Dataset content Start Marker
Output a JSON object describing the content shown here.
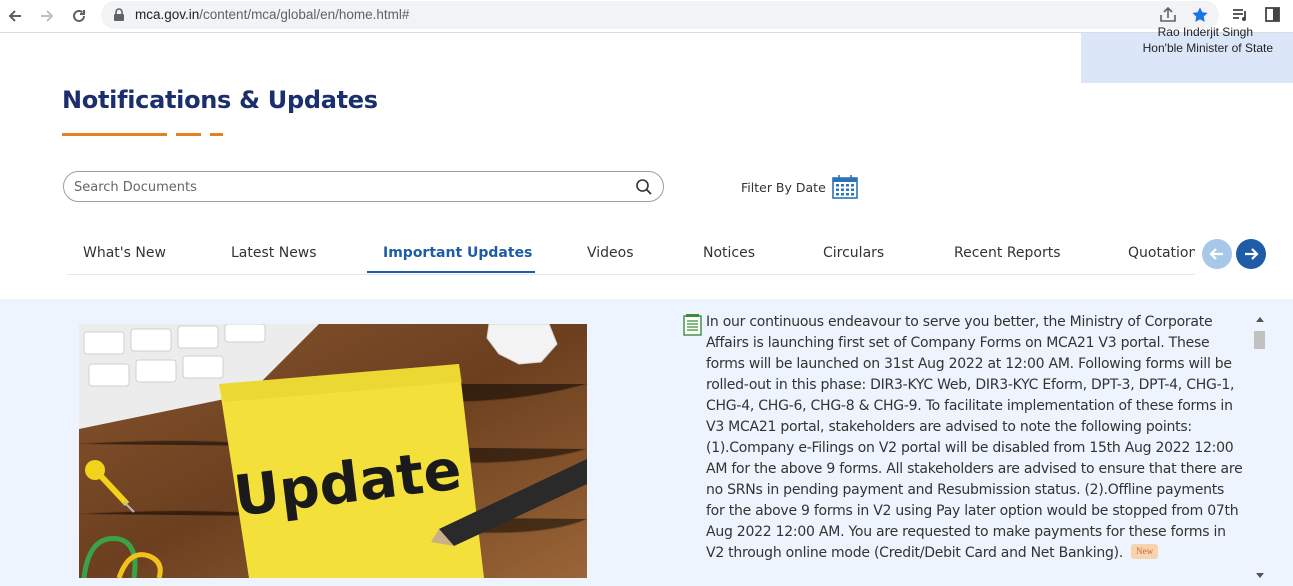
{
  "browser": {
    "url_host": "mca.gov.in",
    "url_path": "/content/mca/global/en/home.html#"
  },
  "minister": {
    "name": "Rao Inderjit Singh",
    "role": "Hon'ble Minister of State"
  },
  "section": {
    "title": "Notifications & Updates"
  },
  "search": {
    "placeholder": "Search Documents",
    "value": ""
  },
  "filter": {
    "label": "Filter By Date"
  },
  "tabs": [
    {
      "label": "What's New"
    },
    {
      "label": "Latest News"
    },
    {
      "label": "Important Updates",
      "active": true
    },
    {
      "label": "Videos"
    },
    {
      "label": "Notices"
    },
    {
      "label": "Circulars"
    },
    {
      "label": "Recent Reports"
    },
    {
      "label": "Quotations"
    }
  ],
  "image": {
    "note_text": "Update"
  },
  "notice": {
    "text": "In our continuous endeavour to serve you better, the Ministry of Corporate Affairs is launching first set of Company Forms on MCA21 V3 portal. These forms will be launched on 31st Aug 2022 at 12:00 AM. Following forms will be rolled-out in this phase: DIR3-KYC Web, DIR3-KYC Eform, DPT-3, DPT-4, CHG-1, CHG-4, CHG-6, CHG-8 & CHG-9. To facilitate implementation of these forms in V3 MCA21 portal, stakeholders are advised to note the following points: (1).Company e-Filings on V2 portal will be disabled from 15th Aug 2022 12:00 AM for the above 9 forms. All stakeholders are advised to ensure that there are no SRNs in pending payment and Resubmission status. (2).Offline payments for the above 9 forms in V2 using Pay later option would be stopped from 07th Aug 2022 12:00 AM. You are requested to make payments for these forms in V2 through online mode (Credit/Debit Card and Net Banking).",
    "badge": "New"
  },
  "colors": {
    "title": "#1b2f6e",
    "accent_orange": "#e67e22",
    "active_tab": "#1f5ca8",
    "panel_bg": "#edf4fd"
  }
}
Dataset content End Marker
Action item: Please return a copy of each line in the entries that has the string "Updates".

Exercise result:
    "title": "Notifications & Updates"
      "label": "Important Updates",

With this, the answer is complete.